• Problem: Start at the line holding "Decode this image". Write out that line and each one after it to the end of the data, unchanged.

BEGIN Input material

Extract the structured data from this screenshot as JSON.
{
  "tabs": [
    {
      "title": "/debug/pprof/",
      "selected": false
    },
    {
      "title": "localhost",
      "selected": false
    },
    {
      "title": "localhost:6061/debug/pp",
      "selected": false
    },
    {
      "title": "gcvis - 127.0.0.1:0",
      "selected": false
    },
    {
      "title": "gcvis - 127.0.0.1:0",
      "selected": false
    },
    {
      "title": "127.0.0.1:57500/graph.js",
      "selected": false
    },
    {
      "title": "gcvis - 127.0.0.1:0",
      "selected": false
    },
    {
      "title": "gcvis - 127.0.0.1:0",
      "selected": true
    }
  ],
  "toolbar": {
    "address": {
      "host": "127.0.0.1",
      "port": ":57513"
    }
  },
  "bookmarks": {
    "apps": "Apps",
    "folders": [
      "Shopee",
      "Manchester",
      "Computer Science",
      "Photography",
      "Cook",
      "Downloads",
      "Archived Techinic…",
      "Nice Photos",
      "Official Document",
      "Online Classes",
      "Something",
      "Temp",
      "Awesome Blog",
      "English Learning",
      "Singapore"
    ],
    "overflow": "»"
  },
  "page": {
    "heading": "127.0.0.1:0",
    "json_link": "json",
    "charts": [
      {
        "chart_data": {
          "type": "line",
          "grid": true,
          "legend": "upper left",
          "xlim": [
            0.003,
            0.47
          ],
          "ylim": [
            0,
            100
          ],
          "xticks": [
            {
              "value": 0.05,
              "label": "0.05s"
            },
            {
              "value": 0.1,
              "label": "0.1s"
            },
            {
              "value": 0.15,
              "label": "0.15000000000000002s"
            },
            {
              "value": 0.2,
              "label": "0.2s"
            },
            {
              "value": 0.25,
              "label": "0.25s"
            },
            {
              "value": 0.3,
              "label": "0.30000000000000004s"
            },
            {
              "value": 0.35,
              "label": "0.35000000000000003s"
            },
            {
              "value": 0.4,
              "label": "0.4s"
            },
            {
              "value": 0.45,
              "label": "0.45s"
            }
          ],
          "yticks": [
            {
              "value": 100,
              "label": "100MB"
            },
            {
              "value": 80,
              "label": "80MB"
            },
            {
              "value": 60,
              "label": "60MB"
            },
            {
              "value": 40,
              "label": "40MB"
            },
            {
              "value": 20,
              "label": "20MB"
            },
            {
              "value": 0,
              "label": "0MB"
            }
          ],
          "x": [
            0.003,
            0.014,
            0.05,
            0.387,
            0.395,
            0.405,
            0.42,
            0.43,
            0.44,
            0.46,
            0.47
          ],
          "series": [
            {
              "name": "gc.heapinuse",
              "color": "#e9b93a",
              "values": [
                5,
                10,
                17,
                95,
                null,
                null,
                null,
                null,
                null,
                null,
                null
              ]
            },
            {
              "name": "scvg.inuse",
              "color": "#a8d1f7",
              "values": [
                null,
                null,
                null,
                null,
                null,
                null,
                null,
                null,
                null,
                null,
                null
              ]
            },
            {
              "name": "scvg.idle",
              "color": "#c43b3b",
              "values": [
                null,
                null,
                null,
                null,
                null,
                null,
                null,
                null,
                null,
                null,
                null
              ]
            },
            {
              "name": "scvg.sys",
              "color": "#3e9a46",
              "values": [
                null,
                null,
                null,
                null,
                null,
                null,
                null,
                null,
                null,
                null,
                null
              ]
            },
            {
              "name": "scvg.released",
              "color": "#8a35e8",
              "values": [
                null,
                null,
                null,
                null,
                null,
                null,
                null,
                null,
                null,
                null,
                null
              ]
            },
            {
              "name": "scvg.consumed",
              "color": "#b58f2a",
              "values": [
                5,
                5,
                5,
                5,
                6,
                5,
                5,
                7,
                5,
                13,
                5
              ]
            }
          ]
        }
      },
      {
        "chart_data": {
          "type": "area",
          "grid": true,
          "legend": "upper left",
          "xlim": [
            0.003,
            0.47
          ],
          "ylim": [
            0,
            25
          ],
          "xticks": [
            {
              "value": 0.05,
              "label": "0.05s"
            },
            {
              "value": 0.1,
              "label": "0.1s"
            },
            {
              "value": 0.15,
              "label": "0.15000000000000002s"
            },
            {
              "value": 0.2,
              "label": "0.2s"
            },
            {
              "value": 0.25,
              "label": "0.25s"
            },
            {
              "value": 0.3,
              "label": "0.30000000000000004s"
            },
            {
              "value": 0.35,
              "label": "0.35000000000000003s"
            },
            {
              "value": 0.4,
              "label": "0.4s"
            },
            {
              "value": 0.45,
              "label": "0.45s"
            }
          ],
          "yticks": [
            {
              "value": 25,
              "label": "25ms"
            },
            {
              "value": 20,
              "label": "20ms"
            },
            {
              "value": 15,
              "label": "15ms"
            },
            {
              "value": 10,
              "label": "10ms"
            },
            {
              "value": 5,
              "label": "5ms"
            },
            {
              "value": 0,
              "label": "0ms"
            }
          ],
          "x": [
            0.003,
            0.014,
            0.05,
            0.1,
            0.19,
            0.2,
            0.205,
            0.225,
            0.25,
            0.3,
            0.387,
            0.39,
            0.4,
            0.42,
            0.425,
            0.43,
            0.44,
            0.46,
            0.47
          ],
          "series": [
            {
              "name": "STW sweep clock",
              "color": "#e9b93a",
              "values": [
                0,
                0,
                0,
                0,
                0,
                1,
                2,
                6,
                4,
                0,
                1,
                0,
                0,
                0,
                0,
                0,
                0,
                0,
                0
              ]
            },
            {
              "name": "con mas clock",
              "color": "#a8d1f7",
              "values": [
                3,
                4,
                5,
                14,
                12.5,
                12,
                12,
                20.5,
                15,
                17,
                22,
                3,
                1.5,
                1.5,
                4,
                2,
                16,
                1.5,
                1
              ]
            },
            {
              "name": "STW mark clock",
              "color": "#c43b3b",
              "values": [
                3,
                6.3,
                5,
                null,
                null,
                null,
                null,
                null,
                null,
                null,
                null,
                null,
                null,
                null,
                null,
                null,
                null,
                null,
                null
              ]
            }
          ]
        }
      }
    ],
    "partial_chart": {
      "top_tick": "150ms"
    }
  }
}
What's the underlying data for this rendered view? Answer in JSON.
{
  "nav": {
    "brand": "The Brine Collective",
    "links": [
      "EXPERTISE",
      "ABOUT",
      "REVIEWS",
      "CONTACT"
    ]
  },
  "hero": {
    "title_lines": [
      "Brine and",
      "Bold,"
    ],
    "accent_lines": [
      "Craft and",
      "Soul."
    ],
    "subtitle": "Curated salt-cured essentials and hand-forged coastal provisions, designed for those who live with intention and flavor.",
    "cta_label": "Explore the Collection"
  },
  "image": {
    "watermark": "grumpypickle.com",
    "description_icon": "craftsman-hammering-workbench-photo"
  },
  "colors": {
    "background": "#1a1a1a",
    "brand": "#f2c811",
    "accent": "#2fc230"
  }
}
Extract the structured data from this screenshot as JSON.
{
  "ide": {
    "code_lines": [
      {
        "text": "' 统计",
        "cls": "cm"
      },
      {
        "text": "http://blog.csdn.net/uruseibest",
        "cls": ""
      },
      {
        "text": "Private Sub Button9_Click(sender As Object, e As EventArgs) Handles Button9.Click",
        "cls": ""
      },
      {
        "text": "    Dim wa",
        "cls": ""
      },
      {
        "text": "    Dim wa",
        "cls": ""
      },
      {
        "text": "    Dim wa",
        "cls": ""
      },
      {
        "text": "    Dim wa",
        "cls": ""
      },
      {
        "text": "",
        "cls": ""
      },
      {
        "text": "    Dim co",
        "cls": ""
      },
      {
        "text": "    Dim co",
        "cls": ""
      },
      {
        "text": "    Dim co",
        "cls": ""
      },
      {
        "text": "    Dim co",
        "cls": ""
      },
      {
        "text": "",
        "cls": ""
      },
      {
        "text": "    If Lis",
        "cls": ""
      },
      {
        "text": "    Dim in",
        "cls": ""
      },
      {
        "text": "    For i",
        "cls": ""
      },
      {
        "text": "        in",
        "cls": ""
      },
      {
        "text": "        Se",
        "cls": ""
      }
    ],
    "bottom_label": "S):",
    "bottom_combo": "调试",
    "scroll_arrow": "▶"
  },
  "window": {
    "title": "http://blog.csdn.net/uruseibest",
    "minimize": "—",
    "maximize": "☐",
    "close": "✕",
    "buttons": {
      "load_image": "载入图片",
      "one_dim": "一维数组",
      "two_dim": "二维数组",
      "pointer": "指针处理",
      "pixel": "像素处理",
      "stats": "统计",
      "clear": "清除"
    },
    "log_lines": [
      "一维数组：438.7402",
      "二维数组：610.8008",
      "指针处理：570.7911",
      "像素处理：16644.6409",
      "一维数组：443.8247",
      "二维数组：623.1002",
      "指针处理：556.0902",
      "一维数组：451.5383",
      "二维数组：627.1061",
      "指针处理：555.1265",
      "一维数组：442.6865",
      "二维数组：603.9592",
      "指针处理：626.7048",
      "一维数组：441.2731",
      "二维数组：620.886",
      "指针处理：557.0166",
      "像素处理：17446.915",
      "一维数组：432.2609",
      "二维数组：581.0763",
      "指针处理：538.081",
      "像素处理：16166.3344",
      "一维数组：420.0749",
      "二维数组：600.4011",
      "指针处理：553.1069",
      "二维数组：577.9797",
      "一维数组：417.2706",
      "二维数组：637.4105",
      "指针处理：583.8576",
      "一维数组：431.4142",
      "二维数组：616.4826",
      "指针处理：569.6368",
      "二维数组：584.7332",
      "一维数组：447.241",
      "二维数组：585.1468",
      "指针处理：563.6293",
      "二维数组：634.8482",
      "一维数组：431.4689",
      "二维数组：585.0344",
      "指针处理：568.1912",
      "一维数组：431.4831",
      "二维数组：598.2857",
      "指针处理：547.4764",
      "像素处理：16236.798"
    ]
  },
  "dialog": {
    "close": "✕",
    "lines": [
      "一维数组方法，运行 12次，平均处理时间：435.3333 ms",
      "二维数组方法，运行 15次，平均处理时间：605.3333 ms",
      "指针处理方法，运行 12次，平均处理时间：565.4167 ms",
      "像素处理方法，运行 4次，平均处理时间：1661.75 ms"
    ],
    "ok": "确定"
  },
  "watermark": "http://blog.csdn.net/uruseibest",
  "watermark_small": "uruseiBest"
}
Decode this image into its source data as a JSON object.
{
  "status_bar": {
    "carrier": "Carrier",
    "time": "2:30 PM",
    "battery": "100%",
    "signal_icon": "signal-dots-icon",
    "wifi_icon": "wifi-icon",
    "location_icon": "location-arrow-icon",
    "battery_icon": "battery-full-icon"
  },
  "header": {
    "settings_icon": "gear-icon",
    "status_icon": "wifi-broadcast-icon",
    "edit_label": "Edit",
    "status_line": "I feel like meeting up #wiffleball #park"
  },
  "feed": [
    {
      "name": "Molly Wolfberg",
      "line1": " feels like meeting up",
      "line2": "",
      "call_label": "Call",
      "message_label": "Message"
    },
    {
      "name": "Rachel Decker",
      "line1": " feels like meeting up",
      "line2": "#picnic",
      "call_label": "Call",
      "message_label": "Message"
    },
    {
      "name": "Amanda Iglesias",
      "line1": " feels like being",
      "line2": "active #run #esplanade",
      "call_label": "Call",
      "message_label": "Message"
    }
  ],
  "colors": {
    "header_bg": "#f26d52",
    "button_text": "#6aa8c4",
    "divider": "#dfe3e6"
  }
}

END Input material

• Solution for this exercise:
Decode this image into its source data as a JSON object.
{
  "status_bar": {
    "carrier": "Carrier",
    "time": "2:30 PM",
    "battery": "100%",
    "signal_icon": "signal-dots-icon",
    "wifi_icon": "wifi-icon",
    "location_icon": "location-arrow-icon",
    "battery_icon": "battery-full-icon"
  },
  "header": {
    "settings_icon": "gear-icon",
    "status_icon": "wifi-broadcast-icon",
    "edit_label": "Edit",
    "status_line": "I feel like meeting up #wiffleball #park"
  },
  "feed": [
    {
      "name": "Molly Wolfberg",
      "line1": " feels like meeting up",
      "line2": "",
      "call_label": "Call",
      "message_label": "Message"
    },
    {
      "name": "Rachel Decker",
      "line1": " feels like meeting up",
      "line2": "#picnic",
      "call_label": "Call",
      "message_label": "Message"
    },
    {
      "name": "Amanda Iglesias",
      "line1": " feels like being",
      "line2": "active #run #esplanade",
      "call_label": "Call",
      "message_label": "Message"
    }
  ],
  "colors": {
    "header_bg": "#f26d52",
    "button_text": "#6aa8c4",
    "divider": "#dfe3e6"
  }
}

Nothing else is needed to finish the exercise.